Pitchers are pushed to throw first-pitch strikes, and the numbers bear out the importance of getting ahead with the first pitch. American League batters hit only .229 after they start 0-and-1.
But then you have Shane Victorino and Dustin Pedroia, who hit back-to-back in the Boston lineup and happily give the pitcher a first-pitch strike almost all the time. The 2-3 hitters in the Red Sox orders have combined for 1,110 plate appearances and only 14 times have they gotten a hit on the first pitch. Often they fake bunts or just watch the first pitch without any intention of swinging.
Why? The normal rules against falling behind don't apply to them. After starting 0-and-1, Victorino is a .294 batter and Pedroia is a .307 batter.

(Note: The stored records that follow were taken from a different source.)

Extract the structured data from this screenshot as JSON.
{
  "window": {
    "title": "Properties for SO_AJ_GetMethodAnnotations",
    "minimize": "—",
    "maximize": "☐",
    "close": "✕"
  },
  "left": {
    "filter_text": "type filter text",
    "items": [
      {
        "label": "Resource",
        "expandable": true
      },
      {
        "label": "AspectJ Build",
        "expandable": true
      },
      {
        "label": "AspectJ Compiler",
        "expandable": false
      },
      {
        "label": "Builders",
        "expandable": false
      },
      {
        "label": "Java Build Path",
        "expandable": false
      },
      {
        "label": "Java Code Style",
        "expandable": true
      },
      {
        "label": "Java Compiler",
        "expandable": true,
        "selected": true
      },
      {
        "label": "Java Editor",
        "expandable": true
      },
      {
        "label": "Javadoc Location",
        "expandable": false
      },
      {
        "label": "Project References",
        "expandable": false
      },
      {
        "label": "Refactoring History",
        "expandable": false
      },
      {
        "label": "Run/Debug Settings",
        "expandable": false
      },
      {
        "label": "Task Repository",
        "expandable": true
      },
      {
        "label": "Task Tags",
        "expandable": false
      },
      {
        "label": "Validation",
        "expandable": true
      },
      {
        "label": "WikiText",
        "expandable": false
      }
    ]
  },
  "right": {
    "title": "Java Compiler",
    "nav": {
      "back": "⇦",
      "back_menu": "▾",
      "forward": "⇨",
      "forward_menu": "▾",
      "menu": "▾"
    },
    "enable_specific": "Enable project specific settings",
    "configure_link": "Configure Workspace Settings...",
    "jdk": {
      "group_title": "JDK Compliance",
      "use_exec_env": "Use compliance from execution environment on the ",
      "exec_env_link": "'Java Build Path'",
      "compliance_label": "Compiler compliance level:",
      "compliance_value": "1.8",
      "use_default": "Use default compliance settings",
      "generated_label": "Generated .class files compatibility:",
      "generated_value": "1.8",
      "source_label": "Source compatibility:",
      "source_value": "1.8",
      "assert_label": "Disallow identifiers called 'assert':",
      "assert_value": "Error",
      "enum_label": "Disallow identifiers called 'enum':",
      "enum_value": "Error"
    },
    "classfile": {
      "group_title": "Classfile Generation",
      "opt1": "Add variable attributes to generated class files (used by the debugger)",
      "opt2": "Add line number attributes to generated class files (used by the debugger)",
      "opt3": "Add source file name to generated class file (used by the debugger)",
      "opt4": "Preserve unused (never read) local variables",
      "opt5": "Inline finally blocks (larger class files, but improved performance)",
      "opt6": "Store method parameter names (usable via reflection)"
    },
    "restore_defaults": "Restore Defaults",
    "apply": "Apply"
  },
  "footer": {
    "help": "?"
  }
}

Victorino and Pedroia have come to set the tone for the Boston lineup. It forces pitchers to throw more pitches than any other lineup in baseball.
Last night, for instance, Yankees pitchers threw a whopping 230 pitches to cover 10 innings. New York repeatedly could not finish off the Boston hitters. Ten of Boston's 16 hits came with two strikes, including the tie-breaking single by Victorino after he fouled off two nasty pitches. Yankees starter Ivan Nova threw 11 curveballs with two strikes and could only get the Red Sox to chase one of them.
The Red Sox have seen 1,023 more pitches than any other team in baseball. (Minnesota holds a slight edge in pitchers per plate appearance). Yes, having extroverted players who get along in Boston is a big part of the Red Sox turnaround, but talent is the first priority. And the Sox have built a grinding lineup that would seem to be well-suited for playoff baseball.
When the Red Sox were down to their last out against Rivera on Thursday night with nobody on base in Yankee Stadium, it was Mike Napoli who gave them life with a single to start the game-tying rally. No surprise there, considering the time of year. Just call Napoli Mr. September.
Napoli is a career .296 hitter in September. That's 45 points higher than he hits over the first five months of the baseball season. His slugging percentage in the month (.619) is the highest among all active hitters (minimum: 100 games), and his OPS (1.010) trails only those of Ryan Howard and Albert Pujols. This September he is off to a .417/.533/.750 start.
"I wish I knew why," Napoli said. "If I did I would do it every month. The one thing I can think of is it's the time of year where you really start looking forward to playing in the postseason."
Napoli figures to be playing in the postseason for the sixth time in the past seven years. His postseason numbers are impressive, too: .272/.373/.457.